CU proves that males who smoke while trying to conceive when their female partner has polycystic ovary syndrome (PCOS) have a harder time getting pregnant.
Couples of Hispanic and Latin American heritage with fertility problems are half as likely as the overall U.S. population to seek infertility treatment, a situation CU’s Advanced Reproductive Medicine wants to change.
University of Colorado Advanced Reproductive Medicine worked four years on an NIH study to determine the best treatment for an estimated 30 percent of infertility patients.
Advanced Reproductive Medicine researchers discover a relationship between the chronic inflammation that accompanies obesity in women and their impaired fertility, raising the prospect of reversing the negative effects of obesity on fertility.
Dr. Polotsky, a CU fertility specialists discusses the unnecessary surveillance of heart disease in women with PCOS causing an increase in healthcare costs.
CU researchers won a prize paper award at an international ASRM fertility meeting aimed at helping patients get the best possible pregnancy outcomes.
CU’s Denver fertility clinic is part of a study involving a new drug that results in a 30-40% pregnancy increase for women with infertility caused by PCOS.

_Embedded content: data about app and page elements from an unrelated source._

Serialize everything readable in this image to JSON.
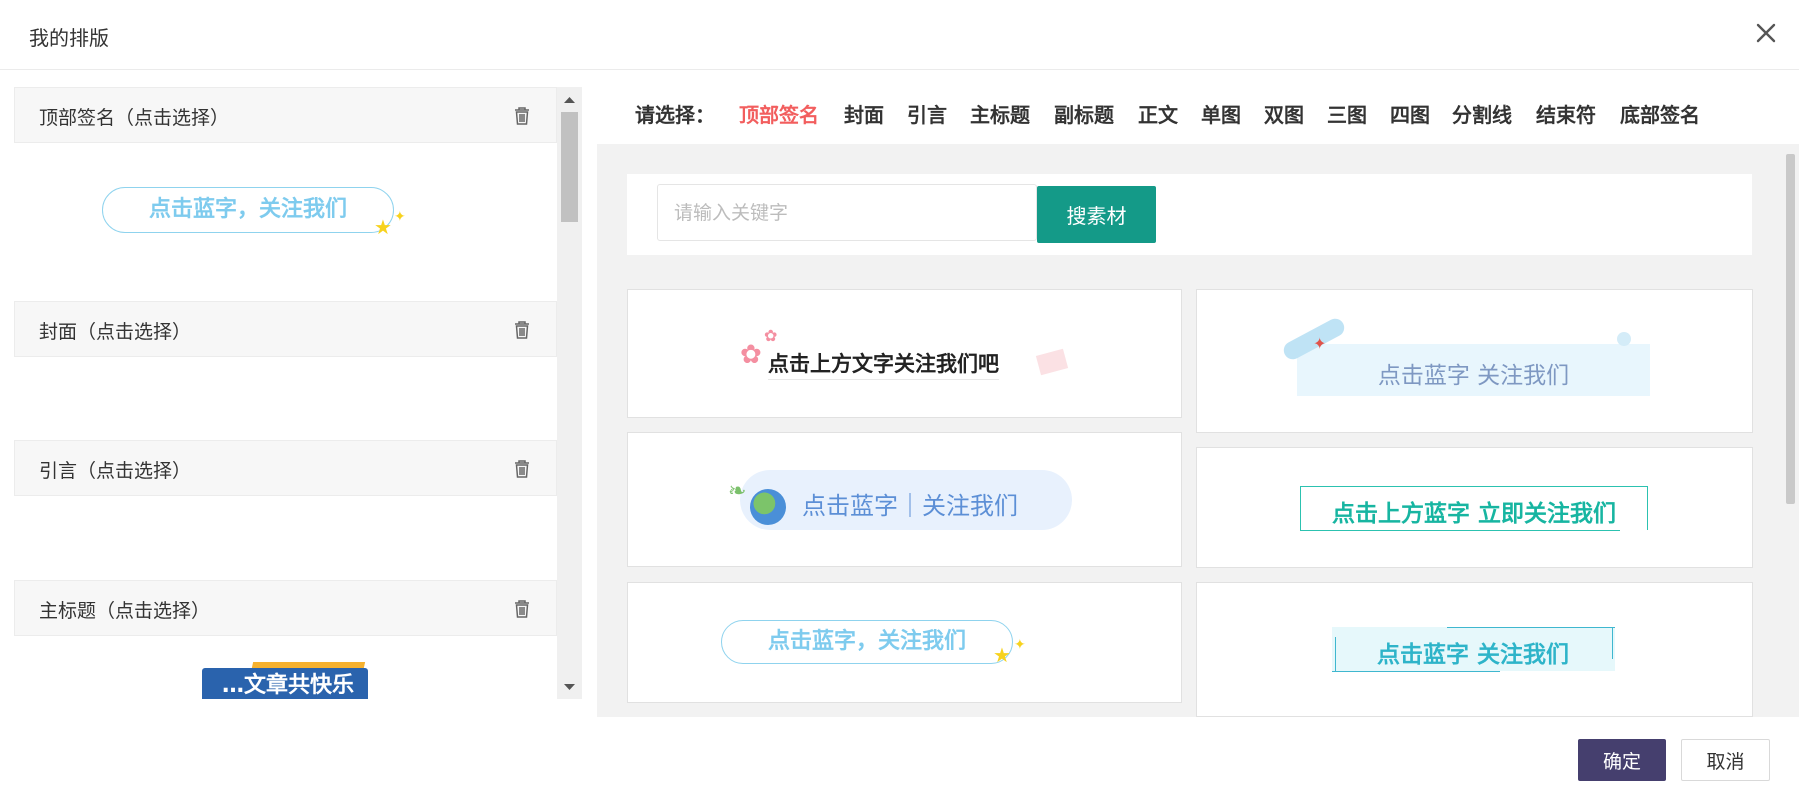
{
  "dialog": {
    "title": "我的排版",
    "close_icon": "close-icon"
  },
  "layout_sections": [
    {
      "label": "顶部签名（点击选择）",
      "icon": "trash-icon",
      "preview_text": "点击蓝字，关注我们"
    },
    {
      "label": "封面（点击选择）",
      "icon": "trash-icon"
    },
    {
      "label": "引言（点击选择）",
      "icon": "trash-icon"
    },
    {
      "label": "主标题（点击选择）",
      "icon": "trash-icon",
      "preview_text": "…文章共快乐"
    }
  ],
  "picker": {
    "prompt": "请选择：",
    "tabs": [
      "顶部签名",
      "封面",
      "引言",
      "主标题",
      "副标题",
      "正文",
      "单图",
      "双图",
      "三图",
      "四图",
      "分割线",
      "结束符",
      "底部签名"
    ],
    "active_tab": "顶部签名",
    "active_color": "#f25e5e"
  },
  "search": {
    "placeholder": "请输入关键字",
    "button_label": "搜素材",
    "button_color": "#149a88"
  },
  "templates": [
    {
      "text": "点击上方文字关注我们吧",
      "style": "flower"
    },
    {
      "text": "点击蓝字 关注我们",
      "style": "light-blue-banner"
    },
    {
      "text": "点击蓝字｜关注我们",
      "style": "earth-pill"
    },
    {
      "text": "点击上方蓝字 立即关注我们",
      "style": "teal-frame"
    },
    {
      "text": "点击蓝字，关注我们",
      "style": "star-pill"
    },
    {
      "text": "点击蓝字 关注我们",
      "style": "cyan-frame"
    }
  ],
  "footer": {
    "ok_label": "确定",
    "cancel_label": "取消",
    "ok_color": "#453f6e"
  }
}
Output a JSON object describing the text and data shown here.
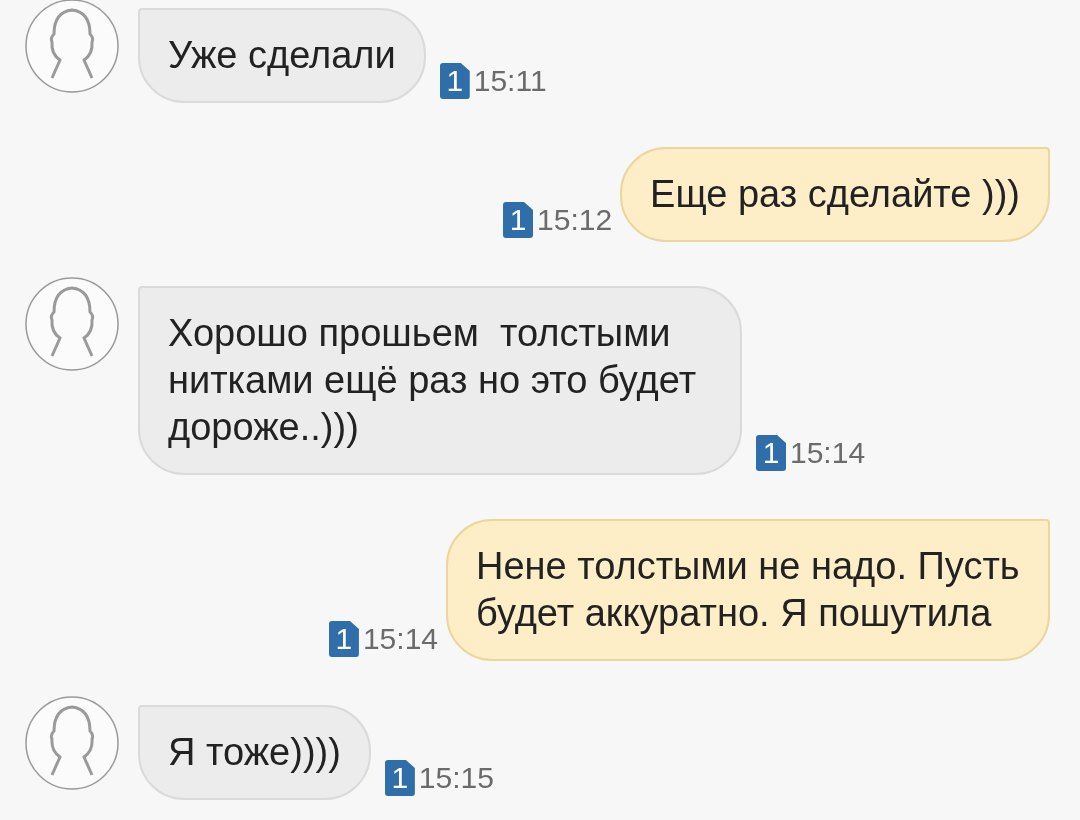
{
  "messages": [
    {
      "kind": "incoming",
      "text": "Уже сделали",
      "sim": "1",
      "time": "15:11"
    },
    {
      "kind": "outgoing",
      "text": "Еще раз сделайте )))",
      "sim": "1",
      "time": "15:12"
    },
    {
      "kind": "incoming",
      "text": "Хорошо прошьем  толстыми нитками ещё раз но это будет дороже..)))",
      "sim": "1",
      "time": "15:14"
    },
    {
      "kind": "outgoing",
      "text": "Нене толстыми не надо. Пусть будет аккуратно. Я пошутила",
      "sim": "1",
      "time": "15:14"
    },
    {
      "kind": "incoming",
      "text": "Я тоже))))",
      "sim": "1",
      "time": "15:15"
    }
  ]
}
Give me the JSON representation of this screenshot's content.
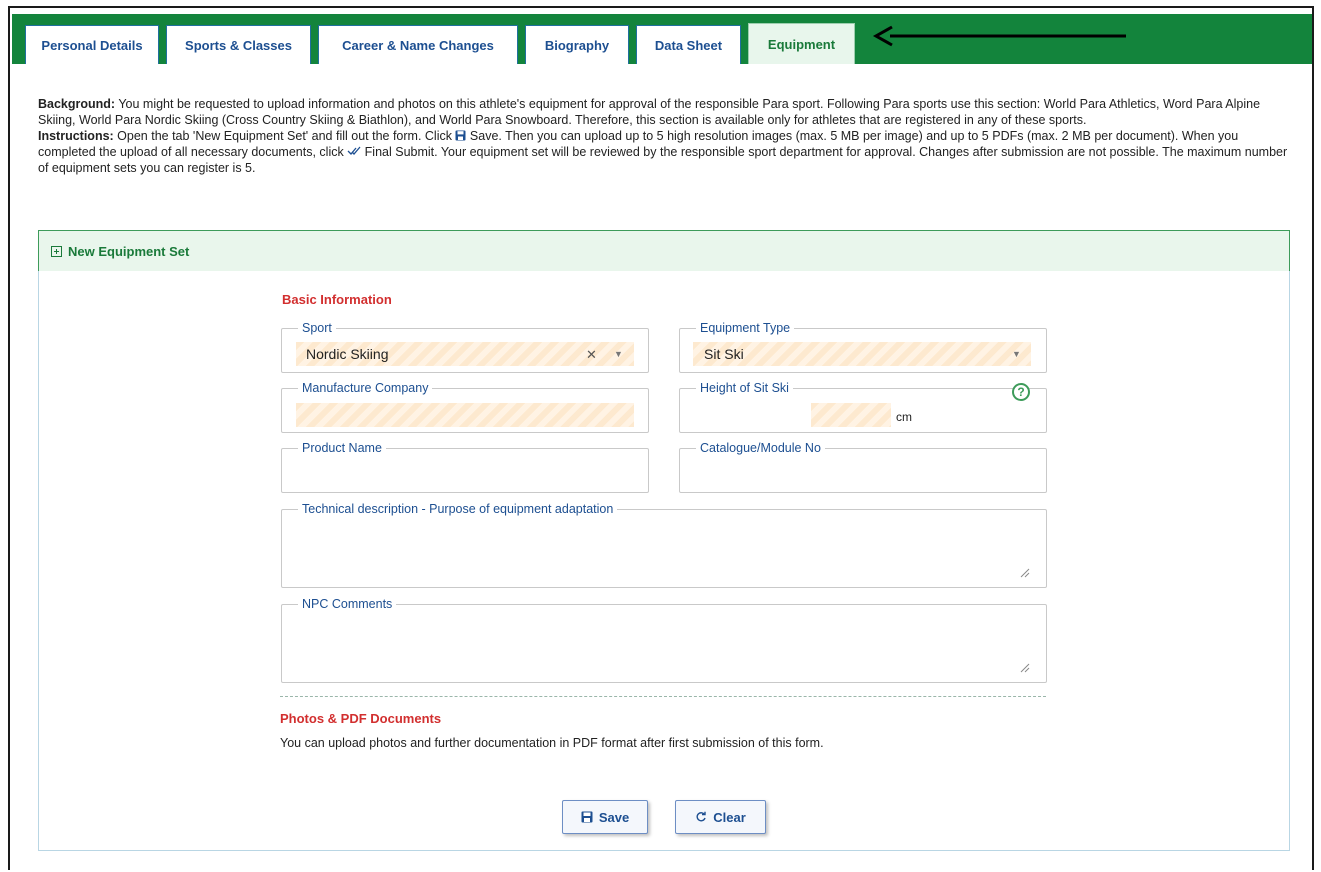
{
  "tabs": [
    {
      "label": "Personal Details"
    },
    {
      "label": "Sports & Classes"
    },
    {
      "label": "Career & Name Changes"
    },
    {
      "label": "Biography"
    },
    {
      "label": "Data Sheet"
    },
    {
      "label": "Equipment"
    }
  ],
  "active_tab": "Equipment",
  "intro": {
    "background_label": "Background:",
    "background_text": " You might be requested to upload information and photos on this athlete's equipment for approval of the responsible Para sport. Following Para sports use this section: World Para Athletics, Word Para Alpine Skiing, World Para Nordic Skiing (Cross Country Skiing & Biathlon), and World Para Snowboard. Therefore, this section is available only for athletes that are registered in any of these sports.",
    "instructions_label": "Instructions:",
    "instructions_part1": " Open the tab 'New Equipment Set' and fill out the form. Click ",
    "instructions_save": " Save. Then you can upload up to 5 high resolution images (max. 5 MB per image) and up to 5 PDFs (max. 2 MB per document). When you completed the upload of all necessary documents, click ",
    "instructions_part2": " Final Submit. Your equipment set will be reviewed by the responsible sport department for approval. Changes after submission are not possible. The maximum number of equipment sets you can register is 5."
  },
  "panel": {
    "title": "New Equipment Set"
  },
  "form": {
    "basic_info_title": "Basic Information",
    "sport": {
      "label": "Sport",
      "value": "Nordic Skiing",
      "clear_glyph": "✕",
      "caret_glyph": "▼"
    },
    "equipment_type": {
      "label": "Equipment Type",
      "value": "Sit Ski",
      "caret_glyph": "▼"
    },
    "manufacture_company": {
      "label": "Manufacture Company",
      "value": ""
    },
    "height_of_sit_ski": {
      "label": "Height of Sit Ski",
      "value": "",
      "unit": "cm",
      "help_glyph": "?"
    },
    "product_name": {
      "label": "Product Name",
      "value": ""
    },
    "catalogue_no": {
      "label": "Catalogue/Module No",
      "value": ""
    },
    "technical_description": {
      "label": "Technical description - Purpose of equipment adaptation",
      "value": ""
    },
    "npc_comments": {
      "label": "NPC Comments",
      "value": ""
    },
    "photos_title": "Photos & PDF Documents",
    "photos_note": "You can upload photos and further documentation in PDF format after first submission of this form."
  },
  "buttons": {
    "save": "Save",
    "clear": "Clear"
  },
  "colors": {
    "tabbar_green": "#13843c",
    "tab_text": "#1d4f91",
    "section_red": "#d22f2f",
    "panel_green": "#1a7a3a",
    "required_fill": "#fde9cf"
  },
  "icons": {
    "save_icon": "floppy-disk-icon",
    "clear_icon": "refresh-icon",
    "final_submit_icon": "double-check-icon",
    "panel_toggle_icon": "plus-square-icon"
  }
}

Dr. Polotsky’s Obesity journal article shows a direct link between male obesity, infertility and decreased in vitro fertilization (IVF) success rates.
Serena Dovey, MD and Lauren Roth, MD, join CU’s fertility staff, increasing its commitment to research-based clinical care for all fertility patients.